UC Berkeley is a big, flourishing university with a lot going on thanks to excellent relationships and donors. You’ll be spoiled for options if you’re interested in cybersecurity research initiatives:
- The ACCURATE (A Center for Correct, Usable, Reliable, Auditable, and Transparent Elections) – The National Science Foundation funds ACCURATE, a multi-institution voting research center. It carries out research, publishes publications, creates teaching materials, and testifies before Congress.
- The Center for Evidence-Based Security Research (CESR) is a non-profit organization dedicated to conducting research that is based on evidence.

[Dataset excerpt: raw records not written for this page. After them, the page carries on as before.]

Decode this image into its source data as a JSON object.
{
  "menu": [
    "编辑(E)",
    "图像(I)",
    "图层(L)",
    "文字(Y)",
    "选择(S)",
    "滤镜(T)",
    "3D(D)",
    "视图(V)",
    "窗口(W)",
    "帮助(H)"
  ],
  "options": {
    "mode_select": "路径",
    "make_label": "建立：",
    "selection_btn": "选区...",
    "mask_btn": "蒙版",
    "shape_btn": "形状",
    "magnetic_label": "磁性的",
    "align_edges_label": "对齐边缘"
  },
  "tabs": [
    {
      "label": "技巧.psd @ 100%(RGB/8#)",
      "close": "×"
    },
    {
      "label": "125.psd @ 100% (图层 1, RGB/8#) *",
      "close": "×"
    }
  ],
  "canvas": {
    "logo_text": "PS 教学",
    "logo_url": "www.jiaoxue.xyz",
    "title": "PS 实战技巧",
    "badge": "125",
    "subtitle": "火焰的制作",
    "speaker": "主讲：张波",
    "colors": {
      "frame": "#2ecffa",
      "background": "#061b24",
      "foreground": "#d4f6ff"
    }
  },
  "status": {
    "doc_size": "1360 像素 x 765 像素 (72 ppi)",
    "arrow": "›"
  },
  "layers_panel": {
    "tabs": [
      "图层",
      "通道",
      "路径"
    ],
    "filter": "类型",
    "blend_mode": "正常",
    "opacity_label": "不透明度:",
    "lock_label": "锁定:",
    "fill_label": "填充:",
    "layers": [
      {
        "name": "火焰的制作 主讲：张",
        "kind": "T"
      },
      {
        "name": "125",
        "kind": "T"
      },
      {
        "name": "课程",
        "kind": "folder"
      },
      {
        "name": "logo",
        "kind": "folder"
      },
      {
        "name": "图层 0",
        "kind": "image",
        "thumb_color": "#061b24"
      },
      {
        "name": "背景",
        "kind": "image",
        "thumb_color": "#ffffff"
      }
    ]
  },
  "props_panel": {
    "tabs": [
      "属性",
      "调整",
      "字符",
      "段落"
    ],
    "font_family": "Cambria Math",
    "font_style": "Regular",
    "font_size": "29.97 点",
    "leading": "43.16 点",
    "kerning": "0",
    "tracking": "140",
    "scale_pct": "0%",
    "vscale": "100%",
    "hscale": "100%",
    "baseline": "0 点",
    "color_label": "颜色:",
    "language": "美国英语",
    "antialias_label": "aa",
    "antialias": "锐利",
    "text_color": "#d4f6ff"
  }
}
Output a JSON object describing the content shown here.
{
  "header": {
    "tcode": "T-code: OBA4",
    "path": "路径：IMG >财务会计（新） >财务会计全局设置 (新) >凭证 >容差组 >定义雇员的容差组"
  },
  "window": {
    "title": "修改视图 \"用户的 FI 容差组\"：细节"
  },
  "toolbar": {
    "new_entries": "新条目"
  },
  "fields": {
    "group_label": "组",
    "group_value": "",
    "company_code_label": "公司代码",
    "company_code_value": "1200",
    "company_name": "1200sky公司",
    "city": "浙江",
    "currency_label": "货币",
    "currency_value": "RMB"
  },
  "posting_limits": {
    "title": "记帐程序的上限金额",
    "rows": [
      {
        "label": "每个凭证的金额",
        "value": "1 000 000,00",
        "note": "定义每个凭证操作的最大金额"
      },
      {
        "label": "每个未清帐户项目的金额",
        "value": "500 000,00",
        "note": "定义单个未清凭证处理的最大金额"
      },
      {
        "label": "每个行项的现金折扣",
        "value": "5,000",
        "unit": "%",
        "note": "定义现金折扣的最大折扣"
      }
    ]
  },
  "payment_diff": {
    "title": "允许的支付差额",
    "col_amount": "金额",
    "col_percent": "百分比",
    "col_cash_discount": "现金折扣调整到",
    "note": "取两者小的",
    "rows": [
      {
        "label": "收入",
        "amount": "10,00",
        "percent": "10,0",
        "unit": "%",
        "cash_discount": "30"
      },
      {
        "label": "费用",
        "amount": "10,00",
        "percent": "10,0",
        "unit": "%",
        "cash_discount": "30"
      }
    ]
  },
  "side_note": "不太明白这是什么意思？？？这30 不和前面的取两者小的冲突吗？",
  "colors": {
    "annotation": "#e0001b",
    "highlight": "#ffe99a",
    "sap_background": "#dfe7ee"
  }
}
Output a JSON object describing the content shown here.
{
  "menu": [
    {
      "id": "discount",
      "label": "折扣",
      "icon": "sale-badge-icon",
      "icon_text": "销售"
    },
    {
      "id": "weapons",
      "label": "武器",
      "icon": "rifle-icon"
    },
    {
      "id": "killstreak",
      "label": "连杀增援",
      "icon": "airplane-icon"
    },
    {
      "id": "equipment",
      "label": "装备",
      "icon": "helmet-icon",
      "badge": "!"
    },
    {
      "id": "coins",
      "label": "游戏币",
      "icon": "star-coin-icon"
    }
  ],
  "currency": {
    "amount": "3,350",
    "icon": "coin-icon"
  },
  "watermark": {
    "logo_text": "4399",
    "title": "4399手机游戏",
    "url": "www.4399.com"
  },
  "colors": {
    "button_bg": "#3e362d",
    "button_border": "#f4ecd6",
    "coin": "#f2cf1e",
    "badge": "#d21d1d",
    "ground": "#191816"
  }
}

CESR is a collaboration between UC San Diego, the International Computer Science Institute, and George Mason University that focuses on fundamental social and economic aspects of cybersecurity.
- DETER (Defense Technology Experimental Research Laboratory) — DETER runs DeterLab, a controlled testbed facility where researchers can try out security ideas in a real-world setting.

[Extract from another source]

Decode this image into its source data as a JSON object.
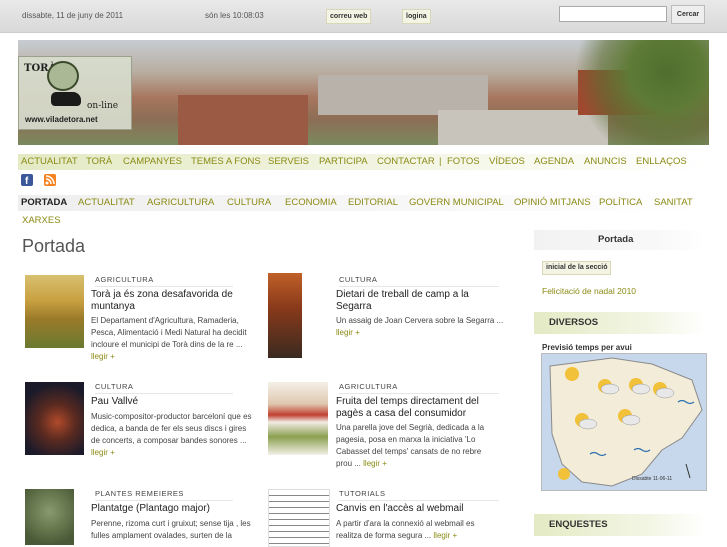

- Infiltration of Botnet Command and Control and Support Ecosystems — This study, a collaboration between UC San Diego and UC Berkeley, examines the botnet problem from all sides.
- Intel’s Secure Computing Research & Development Center (SCRUB) – SCRUB is a project funded by Intel that aims to make computing technologies safer and more secure for users. It is working on some topics, including mobile computing, software/hardware architectures, and analytics.

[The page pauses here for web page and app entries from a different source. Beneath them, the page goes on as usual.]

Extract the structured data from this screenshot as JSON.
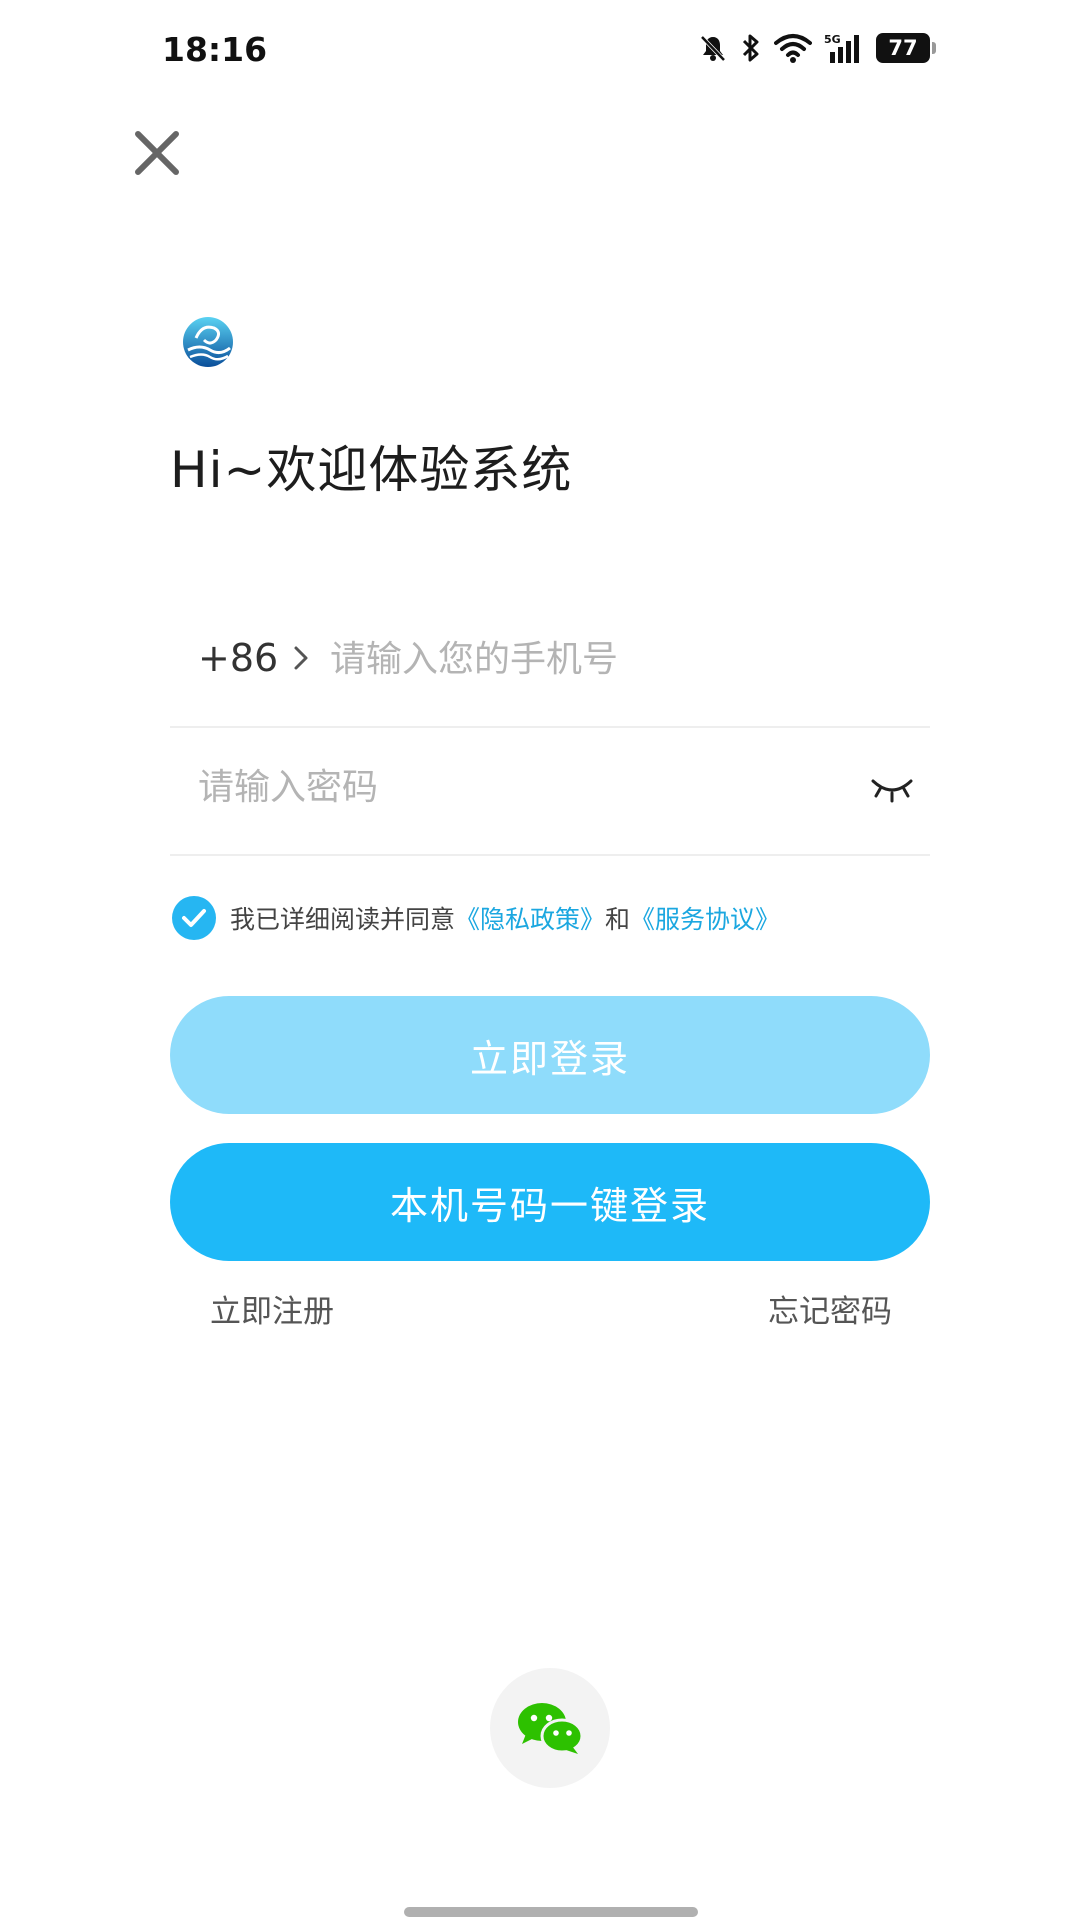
{
  "status_bar": {
    "time": "18:16",
    "battery": "77",
    "network": "5G"
  },
  "header": {
    "close_icon": "close-icon",
    "welcome": "Hi~欢迎体验系统"
  },
  "form": {
    "country_code": "+86",
    "phone_placeholder": "请输入您的手机号",
    "password_placeholder": "请输入密码",
    "eye_icon": "eye-closed-icon"
  },
  "agreement": {
    "checked": true,
    "prefix": "我已详细阅读并同意",
    "privacy_link": "《隐私政策》",
    "and": "和",
    "service_link": "《服务协议》"
  },
  "buttons": {
    "login": "立即登录",
    "one_key_login": "本机号码一键登录",
    "register": "立即注册",
    "forgot_password": "忘记密码"
  },
  "social": {
    "wechat_icon": "wechat-icon"
  },
  "colors": {
    "accent": "#1eb9f8",
    "accent_light": "#8fdcfb",
    "link": "#1ba7e0",
    "wechat": "#2dc100"
  }
}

- TRUST – Team for Research in Ubiquitous Secure Technology TRUST is a well-known group with a variety of cybersecurity interests (e.g. financial, health, and physical infrastructures + the science of security) that was founded as an NSF Science and Technology Center. All of the projects are transdisciplinary in nature.
- In 2014, UC Berkeley became the third university to receive a grant from the Hewlett Foundation. It intends to use the $15 million to analyze the various future directions that cybersecurity could take. The Center for Long-Term Cybersecurity will be an interdisciplinary research initiative that will bring together researchers from throughout the university.
The University of Illinois at Urbana-Champaign
Although it lacks the name recognition of MIT or Stanford, the University of Illinois is dedicated to cybersecurity research (see the section on Smart Grid Technologies above). Breakthroughs are being made in the following areas:
- The National Center for Supercomputing Applications (NCSA) Cybersecurity Directorate – NCSA is a cutting-edge computing center that serves scientists and engineers across the country. It was founded in 1986. The Cybersecurity Directorate’s researchers and professionals focus on sophisticated cybersecurity applications, such as incident response and production security at NCSA.
- Blue Waters – One of the world’s most powerful supercomputers, Blue Waters is available for scientific research. The NCSA, UI, Cray, Inc., and the Great Lakes Consortium for Petascale Computation collaborated on it.
- Lab for Coordinated Science – CSL, which began as a classified defense laboratory in 1951, has grown into a high-powered innovation center. Researchers are considering security challenges in addition to developing next-generation IT technology.
- That’s not even taking into account the university’s initiatives in Cloud computing, universal parallel computing, multimodal information access, and other areas. (See a complete list of computer science research centers in Illinois.)
- Their success is mostly due to their education. The Illinois Cyber Security Scholars Program (ICSSP), which trains cybersecurity students in the newest technologies and approaches, earned a four-year, $4.2 million grant from the National Science Foundation in 2013.